“The last thing you want is to retire, then take on a position that doesn’t give you the flexibility to enjoy your family and other interests.”
Remaining Young At Heart
But finances are far from the only consideration when one prepares to unretire. Those who are reentering the workforce must find a role that fulfills their new needs — often very different ones than they had during their full-time employment.
In addition to the right balance in work hours, responsibilities, and wages, unretirees may consider how their new positions allow them to give back to society, pursue their personal passions or impart their experience to the next generation of workers.
Take Gary Nees, a 70-something from Oregon who turned his unretirement into an opportunity to travel the world with the study abroad program The Experiment In International Living. The program paid him a $900 stipend and covered his expenses to lead a group of high school students on a month-long cultural immersion trip to Mexico.
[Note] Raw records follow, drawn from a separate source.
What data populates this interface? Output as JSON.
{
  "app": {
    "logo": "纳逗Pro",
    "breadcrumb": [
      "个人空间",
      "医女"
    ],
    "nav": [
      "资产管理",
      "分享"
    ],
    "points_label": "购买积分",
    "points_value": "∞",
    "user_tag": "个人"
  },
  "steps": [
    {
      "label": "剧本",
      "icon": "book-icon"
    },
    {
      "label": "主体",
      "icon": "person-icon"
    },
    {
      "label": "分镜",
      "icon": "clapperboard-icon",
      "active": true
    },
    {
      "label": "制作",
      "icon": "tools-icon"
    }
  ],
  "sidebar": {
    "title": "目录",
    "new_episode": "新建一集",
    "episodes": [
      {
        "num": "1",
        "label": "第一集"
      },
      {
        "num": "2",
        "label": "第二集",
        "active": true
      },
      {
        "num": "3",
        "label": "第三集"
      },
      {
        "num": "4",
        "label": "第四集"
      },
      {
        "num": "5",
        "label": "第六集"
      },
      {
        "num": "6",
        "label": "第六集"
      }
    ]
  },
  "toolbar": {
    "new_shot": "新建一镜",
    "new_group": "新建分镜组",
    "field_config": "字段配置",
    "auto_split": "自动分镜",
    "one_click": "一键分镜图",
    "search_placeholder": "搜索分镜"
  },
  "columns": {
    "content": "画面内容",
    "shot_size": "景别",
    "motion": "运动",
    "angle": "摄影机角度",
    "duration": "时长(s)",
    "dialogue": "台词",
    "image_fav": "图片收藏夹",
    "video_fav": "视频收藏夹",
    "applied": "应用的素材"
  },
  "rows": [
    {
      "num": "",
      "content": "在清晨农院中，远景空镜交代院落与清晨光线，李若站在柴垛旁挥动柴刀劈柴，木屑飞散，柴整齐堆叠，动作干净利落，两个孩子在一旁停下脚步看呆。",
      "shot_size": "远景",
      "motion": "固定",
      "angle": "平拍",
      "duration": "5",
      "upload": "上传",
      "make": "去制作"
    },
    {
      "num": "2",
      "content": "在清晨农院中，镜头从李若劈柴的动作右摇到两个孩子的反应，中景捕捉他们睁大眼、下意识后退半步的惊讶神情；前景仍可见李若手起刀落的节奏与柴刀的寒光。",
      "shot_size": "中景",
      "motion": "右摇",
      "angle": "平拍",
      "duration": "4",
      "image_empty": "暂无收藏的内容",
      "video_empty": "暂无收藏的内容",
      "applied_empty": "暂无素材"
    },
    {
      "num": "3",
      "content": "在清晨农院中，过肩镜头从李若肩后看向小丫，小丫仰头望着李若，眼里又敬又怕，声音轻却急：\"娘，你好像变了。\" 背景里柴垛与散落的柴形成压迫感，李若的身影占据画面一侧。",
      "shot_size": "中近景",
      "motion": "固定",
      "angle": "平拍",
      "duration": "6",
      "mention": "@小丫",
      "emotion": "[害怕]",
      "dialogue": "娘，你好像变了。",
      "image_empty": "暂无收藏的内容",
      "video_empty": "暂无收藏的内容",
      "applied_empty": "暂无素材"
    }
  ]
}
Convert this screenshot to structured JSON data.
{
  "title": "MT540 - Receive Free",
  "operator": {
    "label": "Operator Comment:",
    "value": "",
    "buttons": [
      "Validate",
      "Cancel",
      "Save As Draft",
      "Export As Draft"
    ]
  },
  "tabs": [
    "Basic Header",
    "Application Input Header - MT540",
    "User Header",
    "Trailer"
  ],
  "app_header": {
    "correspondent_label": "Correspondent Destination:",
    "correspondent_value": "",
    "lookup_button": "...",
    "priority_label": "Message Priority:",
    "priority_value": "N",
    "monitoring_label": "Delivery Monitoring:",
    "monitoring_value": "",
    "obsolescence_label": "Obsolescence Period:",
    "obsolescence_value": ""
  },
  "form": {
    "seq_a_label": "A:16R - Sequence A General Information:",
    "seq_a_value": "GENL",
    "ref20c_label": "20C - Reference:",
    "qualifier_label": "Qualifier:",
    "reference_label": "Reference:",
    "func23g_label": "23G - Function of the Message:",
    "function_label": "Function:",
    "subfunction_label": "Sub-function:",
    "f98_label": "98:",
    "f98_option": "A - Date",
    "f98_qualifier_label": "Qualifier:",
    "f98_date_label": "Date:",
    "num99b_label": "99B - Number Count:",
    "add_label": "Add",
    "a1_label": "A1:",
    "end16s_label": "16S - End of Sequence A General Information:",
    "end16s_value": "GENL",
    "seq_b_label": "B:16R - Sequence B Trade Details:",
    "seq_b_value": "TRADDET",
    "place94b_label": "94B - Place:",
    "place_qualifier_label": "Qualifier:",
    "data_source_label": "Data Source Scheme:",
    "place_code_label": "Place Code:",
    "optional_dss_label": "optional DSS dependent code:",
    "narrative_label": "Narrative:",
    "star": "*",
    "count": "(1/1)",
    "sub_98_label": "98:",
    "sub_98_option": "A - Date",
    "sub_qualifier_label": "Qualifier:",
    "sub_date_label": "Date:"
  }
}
“About four years ago, when I was planning my retirement, I contacted the Experiment and asked, ‘Hey, do you hire old people?’” Nees described his experience to AARP for an article about unretirement on its website. After landing the role and leading the trip, Nees found a type of fulfillment that is all too rare for retired people. “I felt so accepted. I didn’t know what they were talking about half the time, but it didn’t matter... I was Grandpa.”
New roles can run the gamut, depending on what an individual is looking for. In Lexington, for instance, financial planning professionals have seen all shapes and sizes of unretirement.
“I’ve seen many folks find new jobs or volunteer opportunities, and because they had the financial means to retire, these gigs are often things they’re more passionate about,” said Smyth. “I’ve seen people become greeters at their favorite golf course, waiters in local restaurants or seasonally at Keeneland, or tour guides at our many distilleries.”
But one thing that does seem constant in unretirement is that a new job should lend itself to a high-quality life, to allow older workers to enjoy the types of lifestyles they have earned.
“There is really no ‘best’ unretirement occupation, however, we do typically recommend that if a client is looking for a job to solely supplement their income, they start with the lower-stress positions,” explained Brown. “The last thing you want is to retire, then take on a position that doesn’t give you the flexibility to enjoy your family and other interests.”
Thinking of Unretiring?
According to the AARP, these are the top part-time jobs for seniors and retirees:
According to The Balance Careers, these are some more great options for unretirees: